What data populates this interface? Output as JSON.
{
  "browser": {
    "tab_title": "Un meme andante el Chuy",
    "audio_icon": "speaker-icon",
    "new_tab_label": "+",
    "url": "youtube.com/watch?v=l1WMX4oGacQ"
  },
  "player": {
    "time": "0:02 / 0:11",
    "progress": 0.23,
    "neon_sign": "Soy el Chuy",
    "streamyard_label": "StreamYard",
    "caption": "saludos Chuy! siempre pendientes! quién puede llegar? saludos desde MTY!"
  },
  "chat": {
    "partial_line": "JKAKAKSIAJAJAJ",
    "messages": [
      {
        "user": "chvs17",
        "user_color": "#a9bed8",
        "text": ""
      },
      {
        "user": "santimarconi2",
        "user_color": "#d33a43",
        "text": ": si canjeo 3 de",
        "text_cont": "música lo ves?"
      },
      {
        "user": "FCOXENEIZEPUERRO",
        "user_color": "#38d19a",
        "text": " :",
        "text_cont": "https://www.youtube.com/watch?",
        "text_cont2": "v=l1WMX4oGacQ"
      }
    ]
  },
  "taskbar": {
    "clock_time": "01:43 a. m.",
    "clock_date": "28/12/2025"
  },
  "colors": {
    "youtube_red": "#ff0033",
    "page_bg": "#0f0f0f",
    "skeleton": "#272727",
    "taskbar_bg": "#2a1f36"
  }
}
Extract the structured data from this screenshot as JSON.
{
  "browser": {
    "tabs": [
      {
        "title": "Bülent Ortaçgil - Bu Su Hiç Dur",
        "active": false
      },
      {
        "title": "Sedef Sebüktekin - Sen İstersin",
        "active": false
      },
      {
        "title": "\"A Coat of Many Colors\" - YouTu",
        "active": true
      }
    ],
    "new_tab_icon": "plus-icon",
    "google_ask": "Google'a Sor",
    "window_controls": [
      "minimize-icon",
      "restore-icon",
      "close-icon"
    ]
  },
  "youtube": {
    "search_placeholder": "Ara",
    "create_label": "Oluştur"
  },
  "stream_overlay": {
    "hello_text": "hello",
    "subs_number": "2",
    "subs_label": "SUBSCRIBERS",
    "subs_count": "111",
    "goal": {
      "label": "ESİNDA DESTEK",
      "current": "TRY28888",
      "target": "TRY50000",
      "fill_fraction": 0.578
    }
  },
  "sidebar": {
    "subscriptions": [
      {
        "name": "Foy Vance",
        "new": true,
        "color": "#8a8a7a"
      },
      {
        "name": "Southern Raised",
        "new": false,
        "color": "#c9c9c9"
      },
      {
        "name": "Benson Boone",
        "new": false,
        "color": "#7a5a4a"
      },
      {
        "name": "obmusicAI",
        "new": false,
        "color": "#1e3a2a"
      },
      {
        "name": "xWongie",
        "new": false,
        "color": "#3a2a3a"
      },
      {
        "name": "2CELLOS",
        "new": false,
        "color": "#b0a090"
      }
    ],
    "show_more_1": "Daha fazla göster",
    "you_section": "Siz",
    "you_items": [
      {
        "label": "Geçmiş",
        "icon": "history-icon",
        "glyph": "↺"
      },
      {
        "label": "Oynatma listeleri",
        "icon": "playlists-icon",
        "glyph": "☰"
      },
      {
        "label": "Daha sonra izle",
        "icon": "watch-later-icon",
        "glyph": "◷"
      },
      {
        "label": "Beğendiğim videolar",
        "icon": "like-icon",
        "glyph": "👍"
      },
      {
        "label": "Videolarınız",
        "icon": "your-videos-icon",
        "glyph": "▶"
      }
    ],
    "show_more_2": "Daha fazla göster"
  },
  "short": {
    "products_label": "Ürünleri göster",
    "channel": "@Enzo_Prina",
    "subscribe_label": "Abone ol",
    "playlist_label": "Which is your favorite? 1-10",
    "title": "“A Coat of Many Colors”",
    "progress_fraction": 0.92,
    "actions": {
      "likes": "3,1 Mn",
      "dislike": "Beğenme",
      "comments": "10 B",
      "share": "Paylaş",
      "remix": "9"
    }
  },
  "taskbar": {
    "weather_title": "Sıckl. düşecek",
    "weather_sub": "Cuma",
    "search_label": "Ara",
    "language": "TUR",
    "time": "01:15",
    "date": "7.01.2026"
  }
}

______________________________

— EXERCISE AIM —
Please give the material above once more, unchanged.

— RESPONSE —
What data populates this interface? Output as JSON.
{
  "browser": {
    "tab_title": "Un meme andante el Chuy",
    "audio_icon": "speaker-icon",
    "new_tab_label": "+",
    "url": "youtube.com/watch?v=l1WMX4oGacQ"
  },
  "player": {
    "time": "0:02 / 0:11",
    "progress": 0.23,
    "neon_sign": "Soy el Chuy",
    "streamyard_label": "StreamYard",
    "caption": "saludos Chuy! siempre pendientes! quién puede llegar? saludos desde MTY!"
  },
  "chat": {
    "partial_line": "JKAKAKSIAJAJAJ",
    "messages": [
      {
        "user": "chvs17",
        "user_color": "#a9bed8",
        "text": ""
      },
      {
        "user": "santimarconi2",
        "user_color": "#d33a43",
        "text": ": si canjeo 3 de",
        "text_cont": "música lo ves?"
      },
      {
        "user": "FCOXENEIZEPUERRO",
        "user_color": "#38d19a",
        "text": " :",
        "text_cont": "https://www.youtube.com/watch?",
        "text_cont2": "v=l1WMX4oGacQ"
      }
    ]
  },
  "taskbar": {
    "clock_time": "01:43 a. m.",
    "clock_date": "28/12/2025"
  },
  "colors": {
    "youtube_red": "#ff0033",
    "page_bg": "#0f0f0f",
    "skeleton": "#272727",
    "taskbar_bg": "#2a1f36"
  }
}
Extract the structured data from this screenshot as JSON.
{
  "browser": {
    "tabs": [
      {
        "title": "Bülent Ortaçgil - Bu Su Hiç Dur",
        "active": false
      },
      {
        "title": "Sedef Sebüktekin - Sen İstersin",
        "active": false
      },
      {
        "title": "\"A Coat of Many Colors\" - YouTu",
        "active": true
      }
    ],
    "new_tab_icon": "plus-icon",
    "google_ask": "Google'a Sor",
    "window_controls": [
      "minimize-icon",
      "restore-icon",
      "close-icon"
    ]
  },
  "youtube": {
    "search_placeholder": "Ara",
    "create_label": "Oluştur"
  },
  "stream_overlay": {
    "hello_text": "hello",
    "subs_number": "2",
    "subs_label": "SUBSCRIBERS",
    "subs_count": "111",
    "goal": {
      "label": "ESİNDA DESTEK",
      "current": "TRY28888",
      "target": "TRY50000",
      "fill_fraction": 0.578
    }
  },
  "sidebar": {
    "subscriptions": [
      {
        "name": "Foy Vance",
        "new": true,
        "color": "#8a8a7a"
      },
      {
        "name": "Southern Raised",
        "new": false,
        "color": "#c9c9c9"
      },
      {
        "name": "Benson Boone",
        "new": false,
        "color": "#7a5a4a"
      },
      {
        "name": "obmusicAI",
        "new": false,
        "color": "#1e3a2a"
      },
      {
        "name": "xWongie",
        "new": false,
        "color": "#3a2a3a"
      },
      {
        "name": "2CELLOS",
        "new": false,
        "color": "#b0a090"
      }
    ],
    "show_more_1": "Daha fazla göster",
    "you_section": "Siz",
    "you_items": [
      {
        "label": "Geçmiş",
        "icon": "history-icon",
        "glyph": "↺"
      },
      {
        "label": "Oynatma listeleri",
        "icon": "playlists-icon",
        "glyph": "☰"
      },
      {
        "label": "Daha sonra izle",
        "icon": "watch-later-icon",
        "glyph": "◷"
      },
      {
        "label": "Beğendiğim videolar",
        "icon": "like-icon",
        "glyph": "👍"
      },
      {
        "label": "Videolarınız",
        "icon": "your-videos-icon",
        "glyph": "▶"
      }
    ],
    "show_more_2": "Daha fazla göster"
  },
  "short": {
    "products_label": "Ürünleri göster",
    "channel": "@Enzo_Prina",
    "subscribe_label": "Abone ol",
    "playlist_label": "Which is your favorite? 1-10",
    "title": "“A Coat of Many Colors”",
    "progress_fraction": 0.92,
    "actions": {
      "likes": "3,1 Mn",
      "dislike": "Beğenme",
      "comments": "10 B",
      "share": "Paylaş",
      "remix": "9"
    }
  },
  "taskbar": {
    "weather_title": "Sıckl. düşecek",
    "weather_sub": "Cuma",
    "search_label": "Ara",
    "language": "TUR",
    "time": "01:15",
    "date": "7.01.2026"
  }
}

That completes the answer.